Writing has always been a safe place for me. A place to turn to when I need solace, peace, or an outlet for creative energy that I couldn’t quite place elsewhere. I thought I knew and understood its capabilities. In fact, I have written multiple times about what I thought its purpose was. Despite the fact that of course it is quite subjective, and every person uses it for their own needs or wants, I still tried to categorize it because I thought it was necessary.
Then I read words written by Gloria Anzaldua, a writer who I can’t even quite put into words, and something about my life simply shifted. She was assigned to me as reading for one of my university English classes when I was a fourth-year student. Since that day, my perspective of writing has been incredibly different. In fact, my perspective on a lot of things has been altered.
When you open her work, titled Borderlands: La Frontera, it’s overwhelming, to say the least. It’s written in both English and Spanish, it’s a mixture of poetry, prose, political narrative and a multiplicity of genres. So far I’m sure I’m convincing you that you should read some confusing academic work, right? Wrong. Delve in deeper, give it a chance, and I promise you won’t ever regret it. Even in the moments where you don’t entirely understand, you still somehow connect.
If my argument doesn’t seem strong enough, here is a quote that will change your mind:
“Writing produces anxiety. Looking inside myself and my experience, looking at my conflicts, engenders anxiety in me. Being a writer feels very much like being a Chicana, or being queer — a lot of squirming, coming up against all sorts of walls. Or its opposite: nothing defined or definite, a boundless, floating state of limbo where I kick my heels, brood, percolate, hibernate and wait for something to happen” – Gloria Anzaldua

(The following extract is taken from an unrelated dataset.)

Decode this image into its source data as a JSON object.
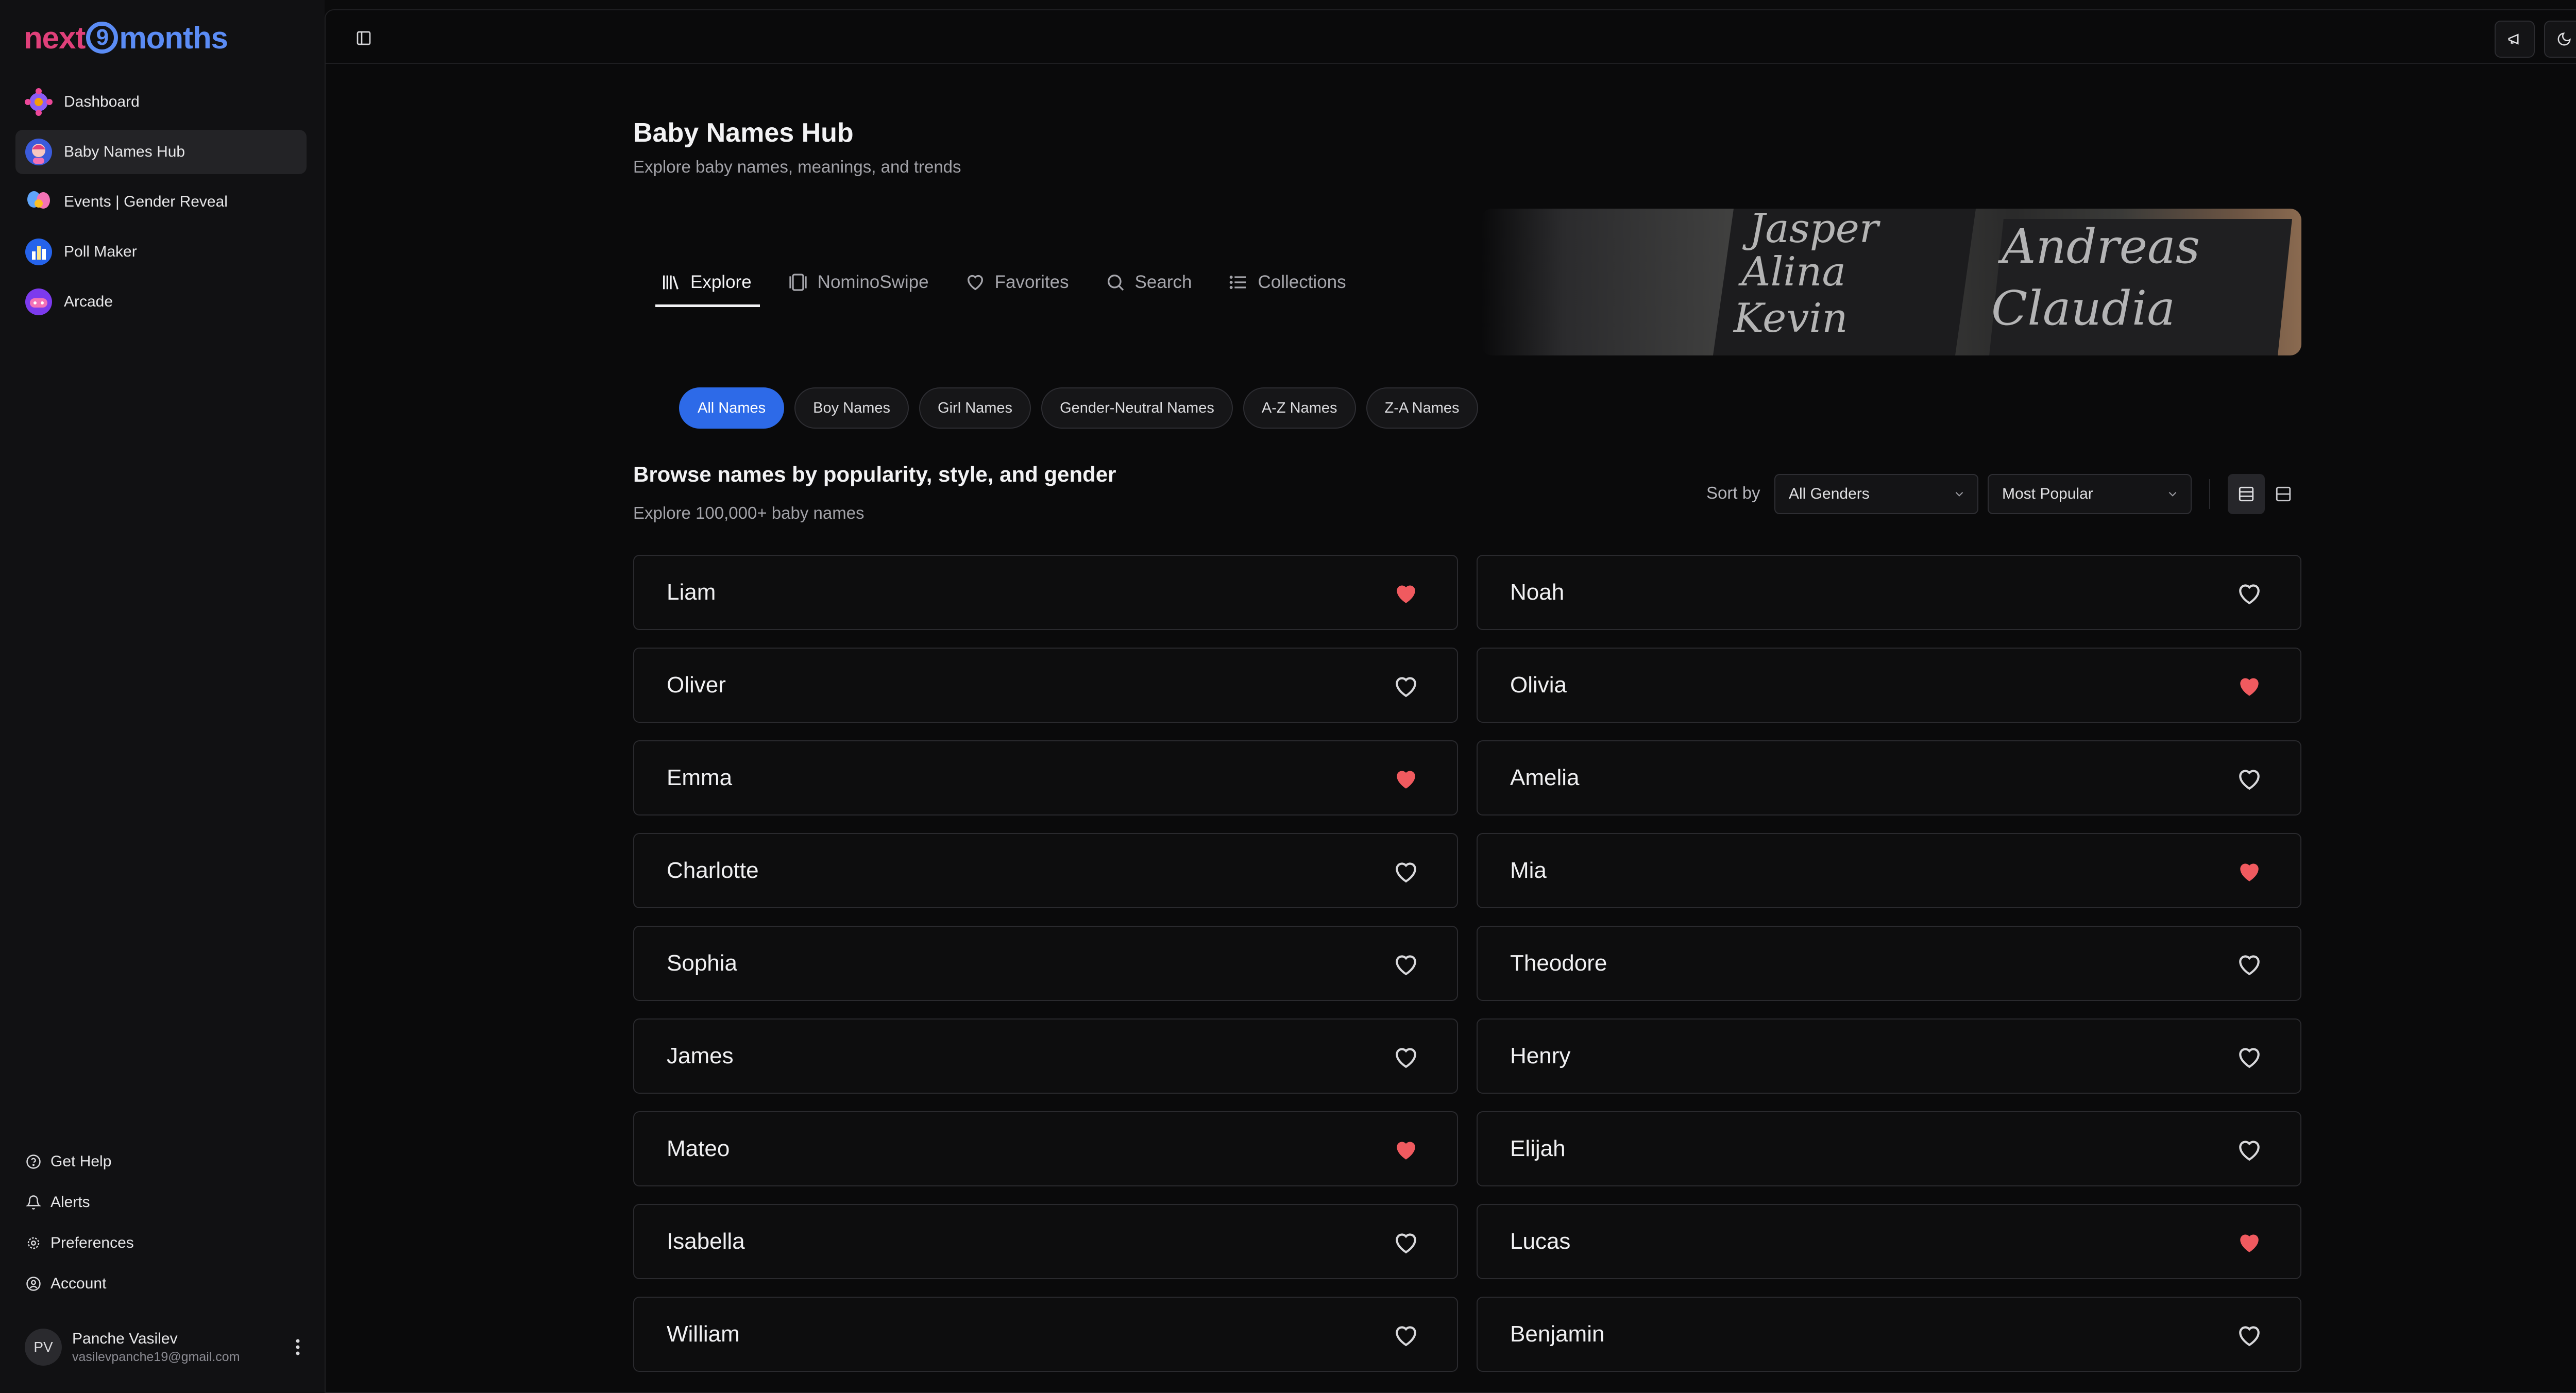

Gloria Anzaldua is an everflowing stream of knowledge and creativity. She has experienced oppression in a manner most of us will never fathom, and yet her work is still accessible in so many ways. She makes me ask a thousand questions about the world and about myself, and that kind of introspect has without a doubt made me a healthier person. In the world we live in right now, there are very few things more pressing than developing empathy and compassion for others, and Anzaldua strives for this.
Some authors write narratives that draw you in and tug at your heartstrings until you can’t separate yourself from the work until you’ve hit the very end. They are of course very talented. However, they are no match for an author who can make you feel uncomfortable and interested simultaneously. Her goal is to teach you about the binaries of life, to break down boundaries we all experience in different forms until there’s nothing left but a dried up river that once separated you from those around you.
Relish in the discomfort, in the confusion, and in knowing that you will leave that text a better person than how you entered it. You might not see what I see or feel what I feel, but I promise you will have a reaction of your own that is entirely worth experiencing. Her name is Gloria Anzaldua, and she changed my life. Will you let her change yours?